## What you need to do:
Copy out all of the records. Keep every word exact.

[[ Extracted material, beginning ]]

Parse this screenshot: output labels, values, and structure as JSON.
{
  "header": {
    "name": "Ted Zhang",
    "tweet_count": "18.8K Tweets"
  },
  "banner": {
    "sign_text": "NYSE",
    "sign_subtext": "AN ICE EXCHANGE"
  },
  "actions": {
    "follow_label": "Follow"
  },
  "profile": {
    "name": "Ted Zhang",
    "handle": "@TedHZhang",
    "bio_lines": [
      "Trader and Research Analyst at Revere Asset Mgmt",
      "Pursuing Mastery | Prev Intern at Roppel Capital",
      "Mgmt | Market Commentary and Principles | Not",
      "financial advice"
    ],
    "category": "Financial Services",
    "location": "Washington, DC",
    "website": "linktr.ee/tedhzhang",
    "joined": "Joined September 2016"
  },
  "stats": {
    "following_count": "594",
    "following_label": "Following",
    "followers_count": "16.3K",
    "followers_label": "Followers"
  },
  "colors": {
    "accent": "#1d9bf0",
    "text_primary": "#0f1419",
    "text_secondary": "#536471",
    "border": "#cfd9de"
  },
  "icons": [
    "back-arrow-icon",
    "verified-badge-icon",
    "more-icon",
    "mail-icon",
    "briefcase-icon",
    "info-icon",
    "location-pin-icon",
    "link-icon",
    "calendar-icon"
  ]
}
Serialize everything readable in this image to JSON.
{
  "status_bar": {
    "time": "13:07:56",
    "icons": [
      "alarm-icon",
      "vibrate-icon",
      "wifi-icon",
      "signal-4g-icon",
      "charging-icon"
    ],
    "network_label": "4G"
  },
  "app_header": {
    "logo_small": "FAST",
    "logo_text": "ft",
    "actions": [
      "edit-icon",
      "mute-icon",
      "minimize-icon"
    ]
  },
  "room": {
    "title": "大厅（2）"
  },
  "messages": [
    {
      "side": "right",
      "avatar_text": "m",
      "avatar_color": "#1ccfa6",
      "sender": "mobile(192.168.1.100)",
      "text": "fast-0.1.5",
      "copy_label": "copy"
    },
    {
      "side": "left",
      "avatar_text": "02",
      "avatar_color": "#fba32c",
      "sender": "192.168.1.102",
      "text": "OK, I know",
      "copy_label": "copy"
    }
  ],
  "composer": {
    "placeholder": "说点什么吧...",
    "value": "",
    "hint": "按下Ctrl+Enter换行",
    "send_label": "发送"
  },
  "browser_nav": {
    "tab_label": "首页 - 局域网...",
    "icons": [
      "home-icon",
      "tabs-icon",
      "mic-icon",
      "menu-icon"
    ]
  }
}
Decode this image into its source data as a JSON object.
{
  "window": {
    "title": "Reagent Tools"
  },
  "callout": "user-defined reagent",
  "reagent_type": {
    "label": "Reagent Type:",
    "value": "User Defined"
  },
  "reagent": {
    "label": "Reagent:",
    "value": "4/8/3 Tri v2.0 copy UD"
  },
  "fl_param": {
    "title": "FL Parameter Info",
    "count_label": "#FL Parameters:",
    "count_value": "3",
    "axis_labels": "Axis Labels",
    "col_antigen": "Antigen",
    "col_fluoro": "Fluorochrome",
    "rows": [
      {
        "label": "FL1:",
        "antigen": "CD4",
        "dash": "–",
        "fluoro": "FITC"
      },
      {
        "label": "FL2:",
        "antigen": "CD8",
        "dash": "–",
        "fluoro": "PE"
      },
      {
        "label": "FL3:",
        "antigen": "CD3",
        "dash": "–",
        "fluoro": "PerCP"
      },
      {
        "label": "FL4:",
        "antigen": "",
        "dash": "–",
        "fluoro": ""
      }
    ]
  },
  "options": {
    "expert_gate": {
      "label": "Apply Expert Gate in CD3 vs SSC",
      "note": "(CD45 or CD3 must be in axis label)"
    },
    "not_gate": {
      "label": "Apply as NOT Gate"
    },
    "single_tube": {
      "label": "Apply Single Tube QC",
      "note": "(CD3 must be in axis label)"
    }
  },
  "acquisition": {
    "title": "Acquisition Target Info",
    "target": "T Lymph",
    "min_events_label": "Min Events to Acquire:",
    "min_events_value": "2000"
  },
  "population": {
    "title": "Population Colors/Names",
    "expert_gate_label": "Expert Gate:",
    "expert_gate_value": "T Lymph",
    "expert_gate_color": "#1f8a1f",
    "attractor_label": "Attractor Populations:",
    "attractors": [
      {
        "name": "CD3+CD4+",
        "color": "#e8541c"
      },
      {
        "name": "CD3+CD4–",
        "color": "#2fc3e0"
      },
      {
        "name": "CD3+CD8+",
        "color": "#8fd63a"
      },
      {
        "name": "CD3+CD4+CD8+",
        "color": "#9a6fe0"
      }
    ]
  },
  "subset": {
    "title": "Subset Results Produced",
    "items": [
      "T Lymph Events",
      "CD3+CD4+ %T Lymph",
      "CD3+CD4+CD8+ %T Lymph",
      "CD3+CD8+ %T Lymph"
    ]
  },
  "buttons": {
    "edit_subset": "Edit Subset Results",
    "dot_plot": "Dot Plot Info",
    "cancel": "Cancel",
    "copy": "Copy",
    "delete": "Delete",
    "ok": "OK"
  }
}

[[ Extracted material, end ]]

## Exercise output:
Parse this screenshot: output labels, values, and structure as JSON.
{
  "header": {
    "name": "Ted Zhang",
    "tweet_count": "18.8K Tweets"
  },
  "banner": {
    "sign_text": "NYSE",
    "sign_subtext": "AN ICE EXCHANGE"
  },
  "actions": {
    "follow_label": "Follow"
  },
  "profile": {
    "name": "Ted Zhang",
    "handle": "@TedHZhang",
    "bio_lines": [
      "Trader and Research Analyst at Revere Asset Mgmt",
      "Pursuing Mastery | Prev Intern at Roppel Capital",
      "Mgmt | Market Commentary and Principles | Not",
      "financial advice"
    ],
    "category": "Financial Services",
    "location": "Washington, DC",
    "website": "linktr.ee/tedhzhang",
    "joined": "Joined September 2016"
  },
  "stats": {
    "following_count": "594",
    "following_label": "Following",
    "followers_count": "16.3K",
    "followers_label": "Followers"
  },
  "colors": {
    "accent": "#1d9bf0",
    "text_primary": "#0f1419",
    "text_secondary": "#536471",
    "border": "#cfd9de"
  },
  "icons": [
    "back-arrow-icon",
    "verified-badge-icon",
    "more-icon",
    "mail-icon",
    "briefcase-icon",
    "info-icon",
    "location-pin-icon",
    "link-icon",
    "calendar-icon"
  ]
}
Serialize everything readable in this image to JSON.
{
  "status_bar": {
    "time": "13:07:56",
    "icons": [
      "alarm-icon",
      "vibrate-icon",
      "wifi-icon",
      "signal-4g-icon",
      "charging-icon"
    ],
    "network_label": "4G"
  },
  "app_header": {
    "logo_small": "FAST",
    "logo_text": "ft",
    "actions": [
      "edit-icon",
      "mute-icon",
      "minimize-icon"
    ]
  },
  "room": {
    "title": "大厅（2）"
  },
  "messages": [
    {
      "side": "right",
      "avatar_text": "m",
      "avatar_color": "#1ccfa6",
      "sender": "mobile(192.168.1.100)",
      "text": "fast-0.1.5",
      "copy_label": "copy"
    },
    {
      "side": "left",
      "avatar_text": "02",
      "avatar_color": "#fba32c",
      "sender": "192.168.1.102",
      "text": "OK, I know",
      "copy_label": "copy"
    }
  ],
  "composer": {
    "placeholder": "说点什么吧...",
    "value": "",
    "hint": "按下Ctrl+Enter换行",
    "send_label": "发送"
  },
  "browser_nav": {
    "tab_label": "首页 - 局域网...",
    "icons": [
      "home-icon",
      "tabs-icon",
      "mic-icon",
      "menu-icon"
    ]
  }
}
Decode this image into its source data as a JSON object.
{
  "window": {
    "title": "Reagent Tools"
  },
  "callout": "user-defined reagent",
  "reagent_type": {
    "label": "Reagent Type:",
    "value": "User Defined"
  },
  "reagent": {
    "label": "Reagent:",
    "value": "4/8/3 Tri v2.0 copy UD"
  },
  "fl_param": {
    "title": "FL Parameter Info",
    "count_label": "#FL Parameters:",
    "count_value": "3",
    "axis_labels": "Axis Labels",
    "col_antigen": "Antigen",
    "col_fluoro": "Fluorochrome",
    "rows": [
      {
        "label": "FL1:",
        "antigen": "CD4",
        "dash": "–",
        "fluoro": "FITC"
      },
      {
        "label": "FL2:",
        "antigen": "CD8",
        "dash": "–",
        "fluoro": "PE"
      },
      {
        "label": "FL3:",
        "antigen": "CD3",
        "dash": "–",
        "fluoro": "PerCP"
      },
      {
        "label": "FL4:",
        "antigen": "",
        "dash": "–",
        "fluoro": ""
      }
    ]
  },
  "options": {
    "expert_gate": {
      "label": "Apply Expert Gate in CD3 vs SSC",
      "note": "(CD45 or CD3 must be in axis label)"
    },
    "not_gate": {
      "label": "Apply as NOT Gate"
    },
    "single_tube": {
      "label": "Apply Single Tube QC",
      "note": "(CD3 must be in axis label)"
    }
  },
  "acquisition": {
    "title": "Acquisition Target Info",
    "target": "T Lymph",
    "min_events_label": "Min Events to Acquire:",
    "min_events_value": "2000"
  },
  "population": {
    "title": "Population Colors/Names",
    "expert_gate_label": "Expert Gate:",
    "expert_gate_value": "T Lymph",
    "expert_gate_color": "#1f8a1f",
    "attractor_label": "Attractor Populations:",
    "attractors": [
      {
        "name": "CD3+CD4+",
        "color": "#e8541c"
      },
      {
        "name": "CD3+CD4–",
        "color": "#2fc3e0"
      },
      {
        "name": "CD3+CD8+",
        "color": "#8fd63a"
      },
      {
        "name": "CD3+CD4+CD8+",
        "color": "#9a6fe0"
      }
    ]
  },
  "subset": {
    "title": "Subset Results Produced",
    "items": [
      "T Lymph Events",
      "CD3+CD4+ %T Lymph",
      "CD3+CD4+CD8+ %T Lymph",
      "CD3+CD8+ %T Lymph"
    ]
  },
  "buttons": {
    "edit_subset": "Edit Subset Results",
    "dot_plot": "Dot Plot Info",
    "cancel": "Cancel",
    "copy": "Copy",
    "delete": "Delete",
    "ok": "OK"
  }
}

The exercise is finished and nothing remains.